What you are asked to do = Reproduce each entry exactly, so that everything except the pictures is carried over.

Provided information =
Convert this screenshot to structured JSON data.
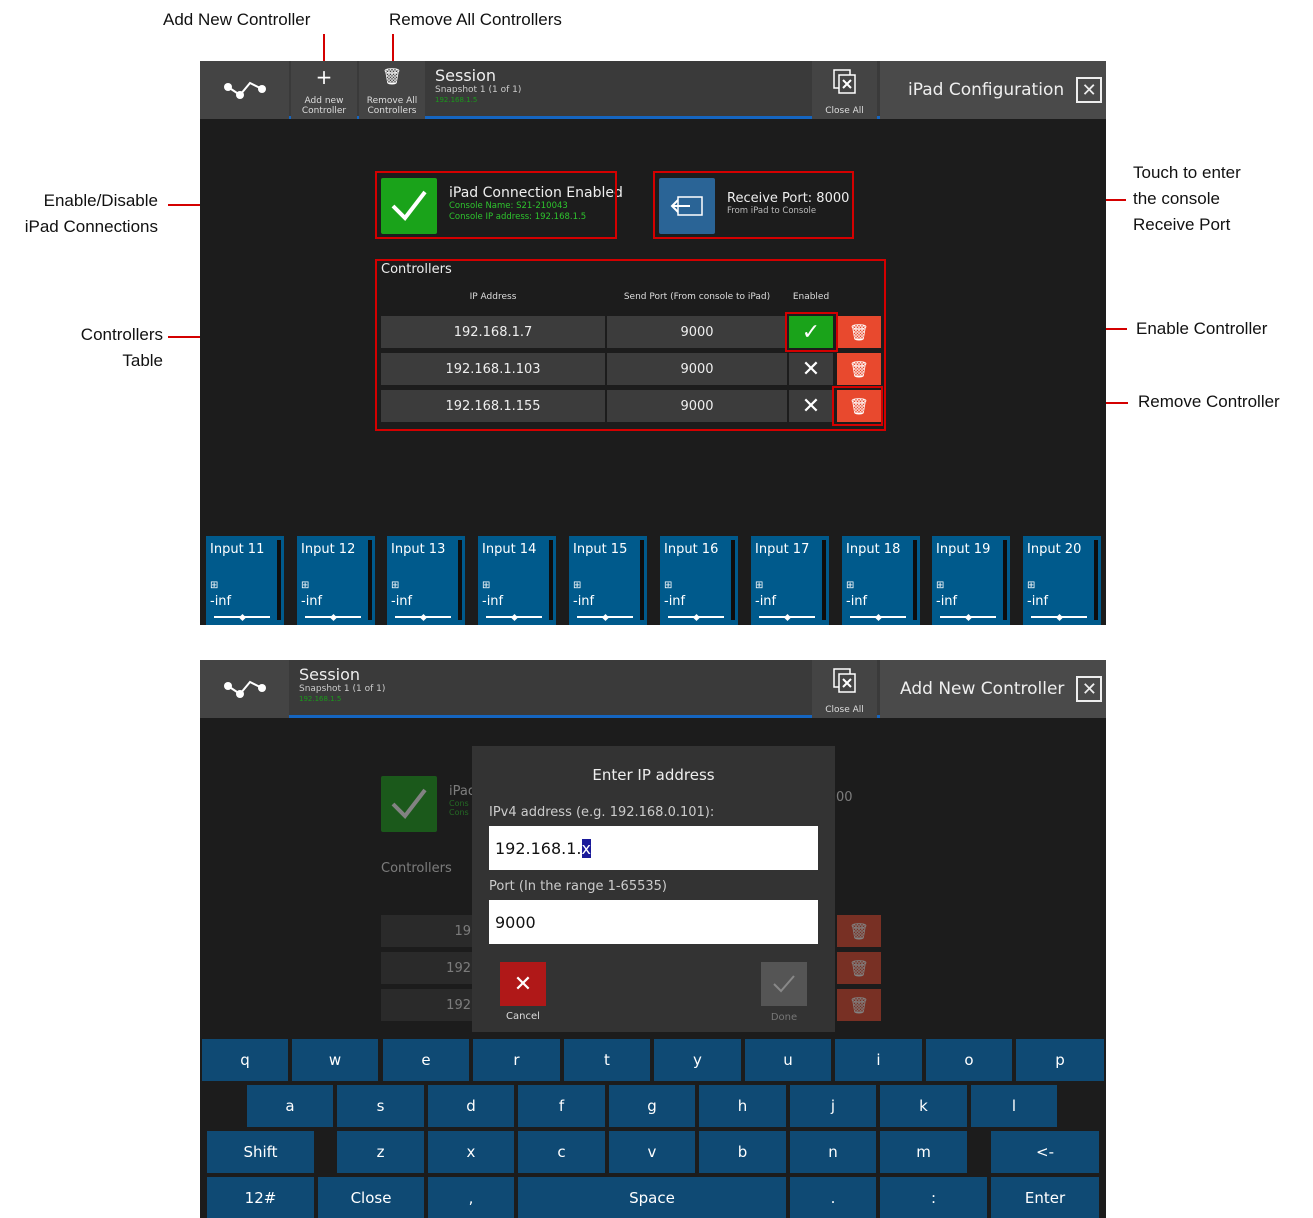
{
  "callouts": {
    "add_new_controller": "Add New Controller",
    "remove_all_controllers": "Remove All Controllers",
    "enable_disable_1": "Enable/Disable",
    "enable_disable_2": "iPad Connections",
    "controllers_table_1": "Controllers",
    "controllers_table_2": "Table",
    "touch_port_1": "Touch to enter",
    "touch_port_2": "the console",
    "touch_port_3": "Receive Port",
    "enable_controller": "Enable Controller",
    "remove_controller": "Remove Controller"
  },
  "top_screen": {
    "toolbar": {
      "add_label_1": "Add new",
      "add_label_2": "Controller",
      "remove_label_1": "Remove All",
      "remove_label_2": "Controllers",
      "close_all": "Close All"
    },
    "session": {
      "title": "Session",
      "snapshot": "Snapshot 1 (1 of 1)",
      "ip": "192.168.1.5"
    },
    "panel_title": "iPad Configuration",
    "connection": {
      "title": "iPad Connection Enabled",
      "console_name": "Console Name: S21-210043",
      "console_ip": "Console IP address: 192.168.1.5"
    },
    "receive_port": {
      "title": "Receive Port: 8000",
      "subtitle": "From iPad to Console"
    },
    "controllers": {
      "heading": "Controllers",
      "columns": {
        "ip": "IP Address",
        "port": "Send Port (From console to iPad)",
        "enabled": "Enabled"
      },
      "rows": [
        {
          "ip": "192.168.1.7",
          "port": "9000",
          "enabled": true
        },
        {
          "ip": "192.168.1.103",
          "port": "9000",
          "enabled": false
        },
        {
          "ip": "192.168.1.155",
          "port": "9000",
          "enabled": false
        }
      ]
    },
    "channels": [
      {
        "name": "Input 11",
        "level": "-inf"
      },
      {
        "name": "Input 12",
        "level": "-inf"
      },
      {
        "name": "Input 13",
        "level": "-inf"
      },
      {
        "name": "Input 14",
        "level": "-inf"
      },
      {
        "name": "Input 15",
        "level": "-inf"
      },
      {
        "name": "Input 16",
        "level": "-inf"
      },
      {
        "name": "Input 17",
        "level": "-inf"
      },
      {
        "name": "Input 18",
        "level": "-inf"
      },
      {
        "name": "Input 19",
        "level": "-inf"
      },
      {
        "name": "Input 20",
        "level": "-inf"
      }
    ]
  },
  "bottom_screen": {
    "session": {
      "title": "Session",
      "snapshot": "Snapshot 1 (1 of 1)",
      "ip": "192.168.1.5"
    },
    "close_all": "Close All",
    "panel_title": "Add New Controller",
    "background": {
      "partial_title": "iPad",
      "partial_green_1": "Cons",
      "partial_green_2": "Cons",
      "controllers": "Controllers",
      "row1": "19",
      "row2": "192",
      "row3": "192",
      "port_fragment": "00"
    },
    "dialog": {
      "title": "Enter IP address",
      "ip_label": "IPv4 address (e.g. 192.168.0.101):",
      "ip_prefix": "192.168.1.",
      "ip_selected": "x",
      "port_label": "Port (In the range 1-65535)",
      "port_value": "9000",
      "cancel": "Cancel",
      "done": "Done"
    },
    "keyboard": {
      "row1": [
        "q",
        "w",
        "e",
        "r",
        "t",
        "y",
        "u",
        "i",
        "o",
        "p"
      ],
      "row2": [
        "a",
        "s",
        "d",
        "f",
        "g",
        "h",
        "j",
        "k",
        "l"
      ],
      "shift": "Shift",
      "row3": [
        "z",
        "x",
        "c",
        "v",
        "b",
        "n",
        "m"
      ],
      "backspace": "<-",
      "k12": "12#",
      "close": "Close",
      "comma": ",",
      "space": "Space",
      "period": ".",
      "colon": ":",
      "enter": "Enter"
    }
  }
}
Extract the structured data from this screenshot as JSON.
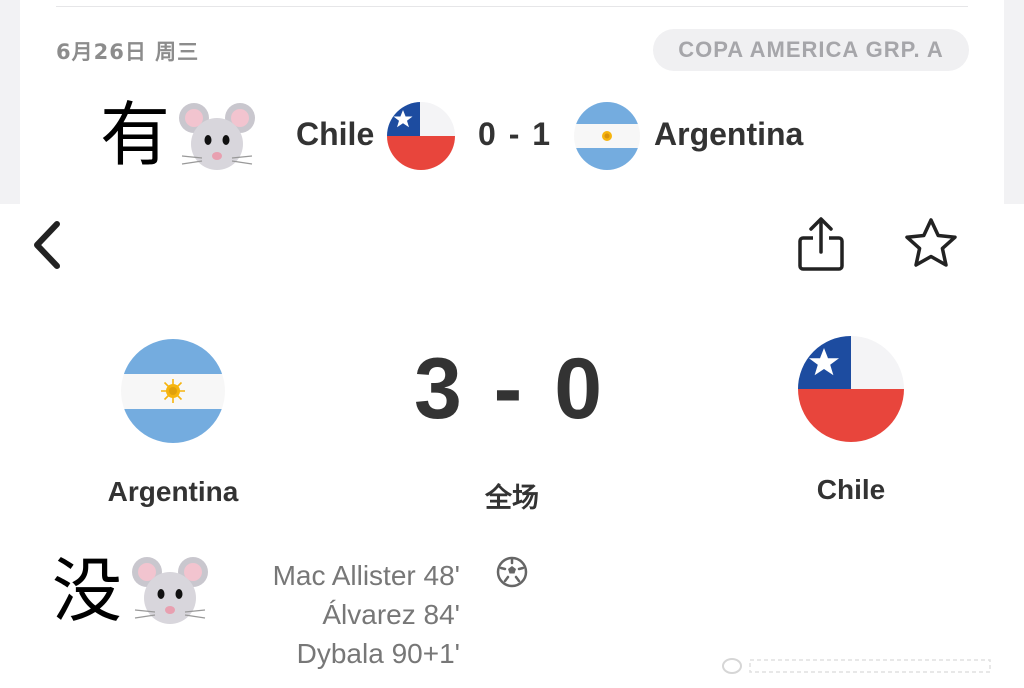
{
  "top_match": {
    "date": "6月26日 周三",
    "competition": "COPA AMERICA GRP. A",
    "home_team": "Chile",
    "score": "0 - 1",
    "away_team": "Argentina"
  },
  "captions": {
    "top": "有",
    "bottom": "没"
  },
  "header": {
    "back_icon": "chevron-left-icon",
    "share_icon": "share-icon",
    "favorite_icon": "star-icon"
  },
  "match": {
    "home_team": "Argentina",
    "away_team": "Chile",
    "score": "3 - 0",
    "status": "全场",
    "goal_icon": "soccer-ball-icon",
    "scorers": [
      "Mac Allister 48'",
      "Álvarez 84'",
      "Dybala 90+1'"
    ]
  },
  "colors": {
    "argentina_sky_blue": "#74ACDF",
    "argentina_sun": "#F6B40E",
    "chile_red": "#E8453C",
    "chile_blue": "#1D4CA0",
    "text_dark": "#333333",
    "text_grey": "#777777"
  }
}
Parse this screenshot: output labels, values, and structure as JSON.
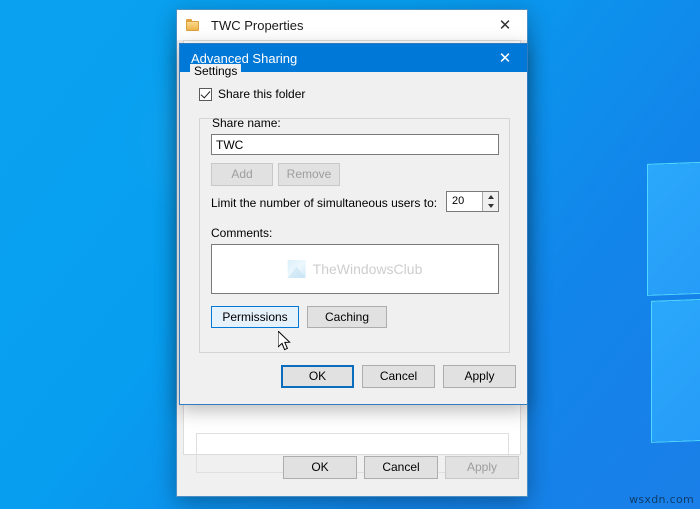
{
  "desktop": {
    "site_watermark": "wsxdn.com",
    "background_color": "#0a9ef0",
    "logo_pane_color": "#2aa8fb"
  },
  "properties_window": {
    "title": "TWC Properties",
    "icon": "folder-icon",
    "close_icon": "close-icon",
    "footer": {
      "ok_label": "OK",
      "cancel_label": "Cancel",
      "apply_label": "Apply",
      "apply_disabled": true
    }
  },
  "advanced_sharing": {
    "title": "Advanced Sharing",
    "close_icon": "close-icon",
    "title_bar_color": "#0078d7",
    "share_folder": {
      "label": "Share this folder",
      "checked": true
    },
    "settings_group": {
      "legend": "Settings",
      "share_name_label": "Share name:",
      "share_name_value": "TWC",
      "add_label": "Add",
      "add_disabled": true,
      "remove_label": "Remove",
      "remove_disabled": true,
      "limit_label": "Limit the number of simultaneous users to:",
      "limit_value": "20",
      "comments_label": "Comments:",
      "comments_value": "",
      "watermark_text": "TheWindowsClub",
      "permissions_label": "Permissions",
      "caching_label": "Caching"
    },
    "footer": {
      "ok_label": "OK",
      "cancel_label": "Cancel",
      "apply_label": "Apply"
    }
  }
}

Written answer =
Convert this screenshot to structured JSON data.
{
  "callouts": {
    "add_new_controller": "Add New Controller",
    "remove_all_controllers": "Remove All Controllers",
    "enable_disable_1": "Enable/Disable",
    "enable_disable_2": "iPad Connections",
    "controllers_table_1": "Controllers",
    "controllers_table_2": "Table",
    "touch_port_1": "Touch to enter",
    "touch_port_2": "the console",
    "touch_port_3": "Receive Port",
    "enable_controller": "Enable Controller",
    "remove_controller": "Remove Controller"
  },
  "top_screen": {
    "toolbar": {
      "add_label_1": "Add new",
      "add_label_2": "Controller",
      "remove_label_1": "Remove All",
      "remove_label_2": "Controllers",
      "close_all": "Close All"
    },
    "session": {
      "title": "Session",
      "snapshot": "Snapshot 1 (1 of 1)",
      "ip": "192.168.1.5"
    },
    "panel_title": "iPad Configuration",
    "connection": {
      "title": "iPad Connection Enabled",
      "console_name": "Console Name: S21-210043",
      "console_ip": "Console IP address: 192.168.1.5"
    },
    "receive_port": {
      "title": "Receive Port: 8000",
      "subtitle": "From iPad to Console"
    },
    "controllers": {
      "heading": "Controllers",
      "columns": {
        "ip": "IP Address",
        "port": "Send Port (From console to iPad)",
        "enabled": "Enabled"
      },
      "rows": [
        {
          "ip": "192.168.1.7",
          "port": "9000",
          "enabled": true
        },
        {
          "ip": "192.168.1.103",
          "port": "9000",
          "enabled": false
        },
        {
          "ip": "192.168.1.155",
          "port": "9000",
          "enabled": false
        }
      ]
    },
    "channels": [
      {
        "name": "Input 11",
        "level": "-inf"
      },
      {
        "name": "Input 12",
        "level": "-inf"
      },
      {
        "name": "Input 13",
        "level": "-inf"
      },
      {
        "name": "Input 14",
        "level": "-inf"
      },
      {
        "name": "Input 15",
        "level": "-inf"
      },
      {
        "name": "Input 16",
        "level": "-inf"
      },
      {
        "name": "Input 17",
        "level": "-inf"
      },
      {
        "name": "Input 18",
        "level": "-inf"
      },
      {
        "name": "Input 19",
        "level": "-inf"
      },
      {
        "name": "Input 20",
        "level": "-inf"
      }
    ]
  },
  "bottom_screen": {
    "session": {
      "title": "Session",
      "snapshot": "Snapshot 1 (1 of 1)",
      "ip": "192.168.1.5"
    },
    "close_all": "Close All",
    "panel_title": "Add New Controller",
    "background": {
      "partial_title": "iPad",
      "partial_green_1": "Cons",
      "partial_green_2": "Cons",
      "controllers": "Controllers",
      "row1": "19",
      "row2": "192",
      "row3": "192",
      "port_fragment": "00"
    },
    "dialog": {
      "title": "Enter IP address",
      "ip_label": "IPv4 address (e.g. 192.168.0.101):",
      "ip_prefix": "192.168.1.",
      "ip_selected": "x",
      "port_label": "Port (In the range 1-65535)",
      "port_value": "9000",
      "cancel": "Cancel",
      "done": "Done"
    },
    "keyboard": {
      "row1": [
        "q",
        "w",
        "e",
        "r",
        "t",
        "y",
        "u",
        "i",
        "o",
        "p"
      ],
      "row2": [
        "a",
        "s",
        "d",
        "f",
        "g",
        "h",
        "j",
        "k",
        "l"
      ],
      "shift": "Shift",
      "row3": [
        "z",
        "x",
        "c",
        "v",
        "b",
        "n",
        "m"
      ],
      "backspace": "<-",
      "k12": "12#",
      "close": "Close",
      "comma": ",",
      "space": "Space",
      "period": ".",
      "colon": ":",
      "enter": "Enter"
    }
  }
}
Extract the structured data from this screenshot as JSON.
{
  "top_match": {
    "date": "6月26日 周三",
    "competition": "COPA AMERICA GRP. A",
    "home_team": "Chile",
    "score": "0 - 1",
    "away_team": "Argentina"
  },
  "captions": {
    "top": "有",
    "bottom": "没"
  },
  "header": {
    "back_icon": "chevron-left-icon",
    "share_icon": "share-icon",
    "favorite_icon": "star-icon"
  },
  "match": {
    "home_team": "Argentina",
    "away_team": "Chile",
    "score": "3 - 0",
    "status": "全场",
    "goal_icon": "soccer-ball-icon",
    "scorers": [
      "Mac Allister 48'",
      "Álvarez 84'",
      "Dybala 90+1'"
    ]
  },
  "colors": {
    "argentina_sky_blue": "#74ACDF",
    "argentina_sun": "#F6B40E",
    "chile_red": "#E8453C",
    "chile_blue": "#1D4CA0",
    "text_dark": "#333333",
    "text_grey": "#777777"
  }
}
Parse this screenshot: output labels, values, and structure as JSON.
{
  "desktop": {
    "site_watermark": "wsxdn.com",
    "background_color": "#0a9ef0",
    "logo_pane_color": "#2aa8fb"
  },
  "properties_window": {
    "title": "TWC Properties",
    "icon": "folder-icon",
    "close_icon": "close-icon",
    "footer": {
      "ok_label": "OK",
      "cancel_label": "Cancel",
      "apply_label": "Apply",
      "apply_disabled": true
    }
  },
  "advanced_sharing": {
    "title": "Advanced Sharing",
    "close_icon": "close-icon",
    "title_bar_color": "#0078d7",
    "share_folder": {
      "label": "Share this folder",
      "checked": true
    },
    "settings_group": {
      "legend": "Settings",
      "share_name_label": "Share name:",
      "share_name_value": "TWC",
      "add_label": "Add",
      "add_disabled": true,
      "remove_label": "Remove",
      "remove_disabled": true,
      "limit_label": "Limit the number of simultaneous users to:",
      "limit_value": "20",
      "comments_label": "Comments:",
      "comments_value": "",
      "watermark_text": "TheWindowsClub",
      "permissions_label": "Permissions",
      "caching_label": "Caching"
    },
    "footer": {
      "ok_label": "OK",
      "cancel_label": "Cancel",
      "apply_label": "Apply"
    }
  }
}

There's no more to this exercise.